One of the biggest myths about people with ADHD is that they lack attention. ADHD is an Attention Deficit disorder after all, right?
Many people with an ADHD diagnosis actually have an abundance of attention. Unfortunately, their attention is often misdirected and mistaken for inattention and distraction.
This results in a deficit of attention on certain tasks that an ADHDer’s brain deems boring or undesirable and ultimately affects their ability to complete these tasks. This is a huge problem as focus is the gateway to learning and an important skill for academic and personal success.
Sustained attention is an executive function that, like other executive functions, is a teachable and learnable skill.
What is Sustained Attention?
Sustained attention is the capacity to maintain attention on a situation or task despite distractibility, fatigue, or boredom.
This executive function skill looks different depending on the age and individual. For example, a young child may be expected to complete a 5-minute chore with minimal supervision. A teenager, on the other hand, can attend to homework, with short breaks, for 45-60 minutes.
Children with ADHD tend to be behind their peers in executive age. They often struggle to wrangle their brains into giving attention to dull or uninteresting tasks. This is why the same child who can read an entire book in one sitting can struggle to fold laundry for more than a few minutes.
How to Develop Sustained Attention and Improve Focus in ADHD
The F.O.C.U.S technique is perfect for developing sustained attention. With a bit of practice and patience, any child (or adult) with ADHD can improve their focus!
F — Frequent Breaks
Use the 20/50 Method for dedicated Work/Break time. Even if you feel focused, take a short break to move, hydrate, listen to a favourite song, or eat a healthy snack to keep up the momentum.
In my Essential Back-to-School Supply List, I recommend getting an old-fashioned kitchen timer. Don’t use a phone or computer timer. A physical timer provides a visual cue and offers less distraction.

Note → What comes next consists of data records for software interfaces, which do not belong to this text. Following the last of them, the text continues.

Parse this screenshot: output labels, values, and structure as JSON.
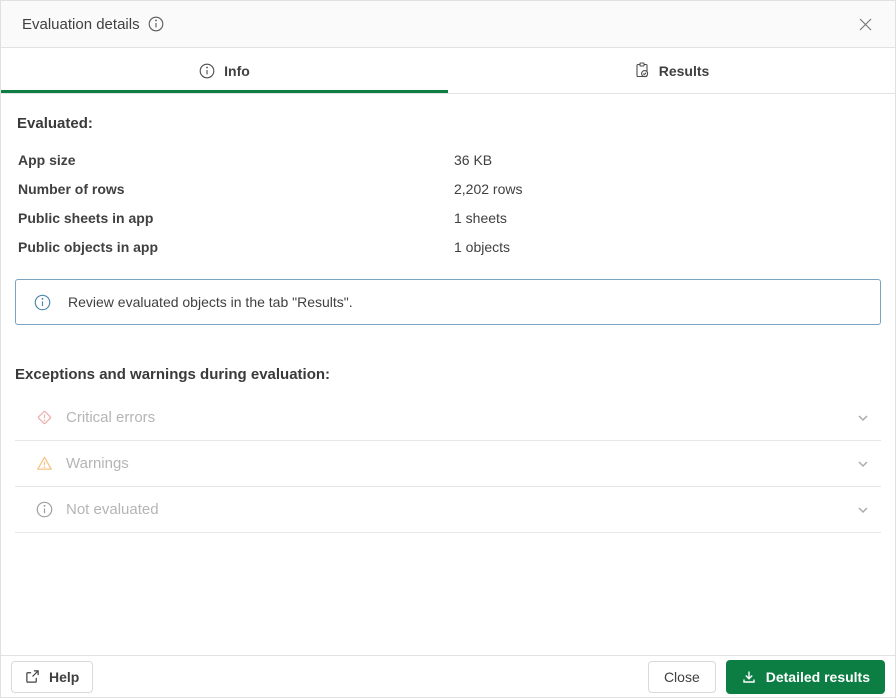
{
  "dialog": {
    "title": "Evaluation details"
  },
  "tabs": [
    {
      "label": "Info",
      "icon": "info-circle-icon",
      "active": true
    },
    {
      "label": "Results",
      "icon": "clipboard-check-icon",
      "active": false
    }
  ],
  "evaluated": {
    "heading": "Evaluated:",
    "rows": [
      {
        "label": "App size",
        "value": "36 KB"
      },
      {
        "label": "Number of rows",
        "value": "2,202 rows"
      },
      {
        "label": "Public sheets in app",
        "value": "1 sheets"
      },
      {
        "label": "Public objects in app",
        "value": "1 objects"
      }
    ]
  },
  "info_banner": {
    "icon": "info-circle-icon",
    "text": "Review evaluated objects in the tab \"Results\"."
  },
  "exceptions": {
    "heading": "Exceptions and warnings during evaluation:",
    "rows": [
      {
        "label": "Critical errors",
        "icon": "critical-diamond-icon"
      },
      {
        "label": "Warnings",
        "icon": "warning-triangle-icon"
      },
      {
        "label": "Not evaluated",
        "icon": "info-circle-icon"
      }
    ]
  },
  "footer": {
    "help_label": "Help",
    "close_label": "Close",
    "detailed_results_label": "Detailed results"
  },
  "colors": {
    "accent_green": "#0d7e43",
    "banner_border": "#7aa3c0",
    "banner_icon_blue": "#4a87ad",
    "critical_red": "#d94542",
    "warning_orange": "#ee9c34",
    "muted_text": "#b5b5b5"
  }
}
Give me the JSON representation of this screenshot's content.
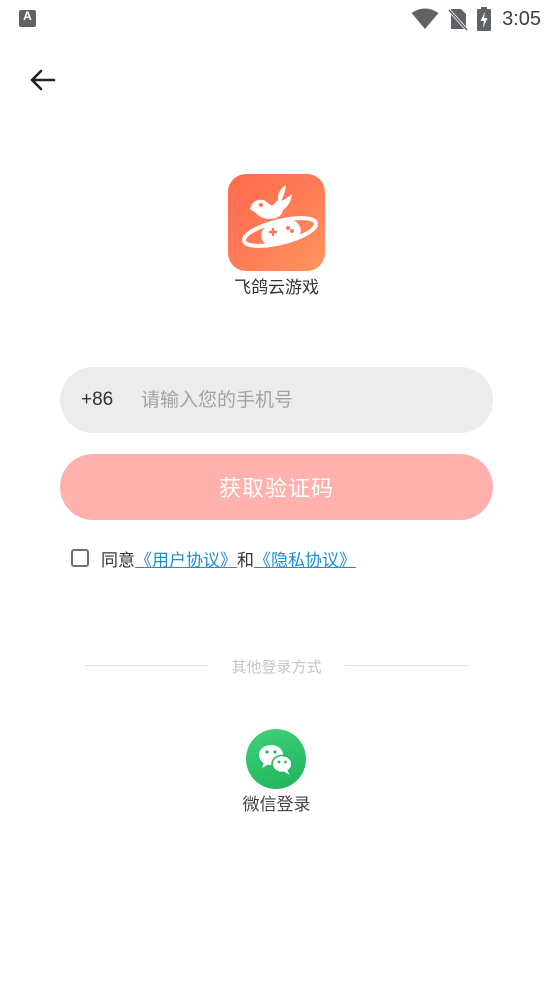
{
  "status_bar": {
    "time": "3:05",
    "left_icon": "app-notification-icon",
    "icons": [
      "wifi-icon",
      "no-sim-icon",
      "battery-charging-icon"
    ]
  },
  "nav": {
    "back_icon": "arrow-left-icon"
  },
  "app": {
    "name": "飞鸽云游戏",
    "logo_icon": "pigeon-gamepad-logo",
    "brand_color": "#ff7354"
  },
  "login_form": {
    "country_code": "+86",
    "phone_placeholder": "请输入您的手机号",
    "phone_value": "",
    "get_code_label": "获取验证码",
    "button_color": "#ffb1ae"
  },
  "agreement": {
    "checked": false,
    "prefix": "同意",
    "user_agreement": "《用户协议》",
    "conjunction": "和",
    "privacy_policy": "《隐私协议》",
    "link_color": "#1a8ed6"
  },
  "other_login": {
    "divider_text": "其他登录方式",
    "wechat_label": "微信登录",
    "wechat_icon": "wechat-icon",
    "wechat_color": "#2ac26a"
  }
}
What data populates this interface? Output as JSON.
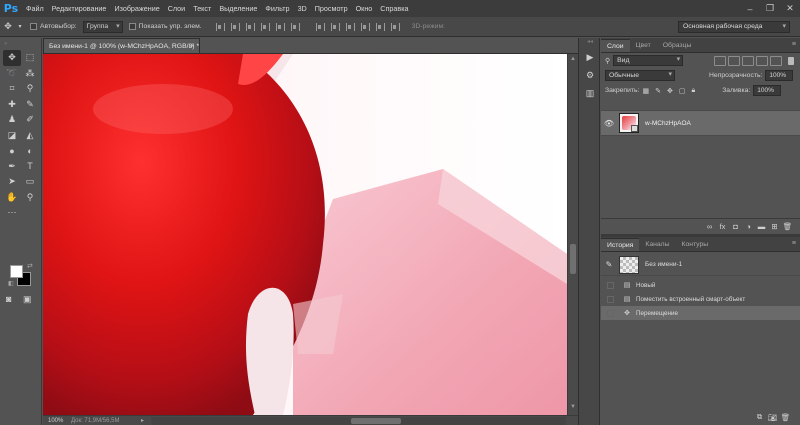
{
  "app": {
    "logo": "Ps",
    "menu": [
      "Файл",
      "Редактирование",
      "Изображение",
      "Слои",
      "Текст",
      "Выделение",
      "Фильтр",
      "3D",
      "Просмотр",
      "Окно",
      "Справка"
    ]
  },
  "options": {
    "autoselect_label": "Автовыбор:",
    "autoselect_value": "Группа",
    "show_controls_label": "Показать упр. элем.",
    "mode3d_label": "3D-режим:",
    "workspace": "Основная рабочая среда"
  },
  "document": {
    "tab_title": "Без имени-1 @ 100% (w-MChzHpAOA, RGB/8) *",
    "zoom": "100%",
    "doc_info": "Док: 71,9M/56,5M"
  },
  "layers": {
    "tabs": [
      "Слои",
      "Цвет",
      "Образцы"
    ],
    "filter_kind": "Вид",
    "blend_mode": "Обычные",
    "opacity_label": "Непрозрачность:",
    "opacity_value": "100%",
    "lock_label": "Закрепить:",
    "fill_label": "Заливка:",
    "fill_value": "100%",
    "items": [
      {
        "name": "w-MChzHpAOA"
      }
    ]
  },
  "history": {
    "tabs": [
      "История",
      "Каналы",
      "Контуры"
    ],
    "snapshot": "Без имени-1",
    "items": [
      {
        "label": "Новый"
      },
      {
        "label": "Поместить встроенный смарт-объект"
      },
      {
        "label": "Перемещение"
      }
    ]
  },
  "colors": {
    "foreground": "#ffffff",
    "background": "#000000",
    "accent": "#31a8ff"
  }
}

O — Organized Spaces
Your external world is a reflection of your internal world. Create a dedicated zen study space and try out the One Binder System to organize and manage your workspace. Make it welcoming, functional, and destruction reduced. Post visual reminders to cue habits and behaviours.

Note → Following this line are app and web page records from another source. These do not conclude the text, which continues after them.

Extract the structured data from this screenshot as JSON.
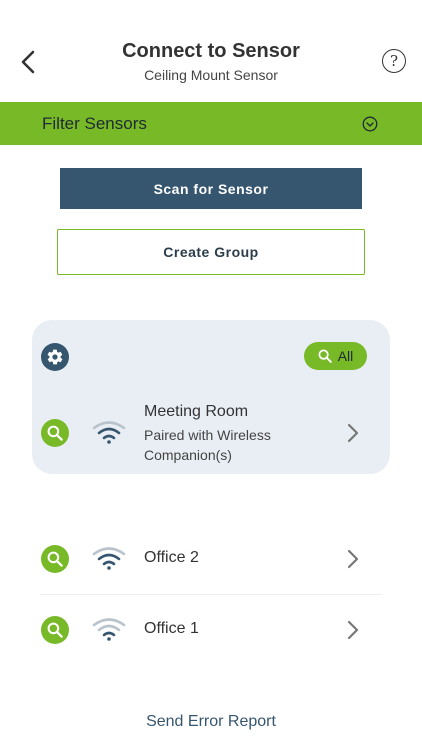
{
  "header": {
    "title": "Connect to Sensor",
    "subtitle": "Ceiling Mount Sensor",
    "help_symbol": "?"
  },
  "filter": {
    "label": "Filter Sensors",
    "icon": "chevron-down-circle-icon"
  },
  "actions": {
    "scan_label": "Scan for Sensor",
    "create_group_label": "Create Group"
  },
  "group": {
    "all_label": "All",
    "item": {
      "name": "Meeting Room",
      "status_line1": "Paired with Wireless",
      "status_line2": "Companion(s)"
    }
  },
  "sensors": [
    {
      "name": "Office 2"
    },
    {
      "name": "Office 1"
    }
  ],
  "footer": {
    "error_report_label": "Send Error Report"
  },
  "colors": {
    "accent_green": "#78b928",
    "navy": "#36566f",
    "card_bg": "#e9eef4"
  }
}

C — Chunking
Group similar tasks together to stay organized and avoid chaos. Manageable chunks are easier to accomplish than longer, random strings of information, especially when using the 20/5 method.
U — Unique Movement
Practice a golf or tennis swing while defining vocabulary words. Play fetch while verbalizing the outline of an essay. Squat as you recite formulas. Take a jumping jack break or a dance party. Your brain is engaged when your blood is pumping.
S — Sleep
A good night’s sleep is the secret sauce to effective learning and memory retention. Neural pathways strengthen and consolidate information during sleep. Practice good sleep hygiene to get the best results! Avoid devices for at least 30 minutes before shut-eye and hunker down for 9-10 hours of uninterrupted sleep.
A Final Parenting Tip
As an adult supporting a child with ADHD, it’s important to encourage feelings of empowerment and calm. Your child might not be able to focus for 20 minutes straight at the beginning. They may still misplace papers or hop from task to task. Avoid the temptation to nag or blame. Instead, remind them when they need a break, or help them chunk their tasks into manageable steps. You have decades of practice on them – share your expertise!
Print the Kaizen FOCUS Technique and post it in your child’s zen study space while they are learning and practicing the technique. In sight = in mind!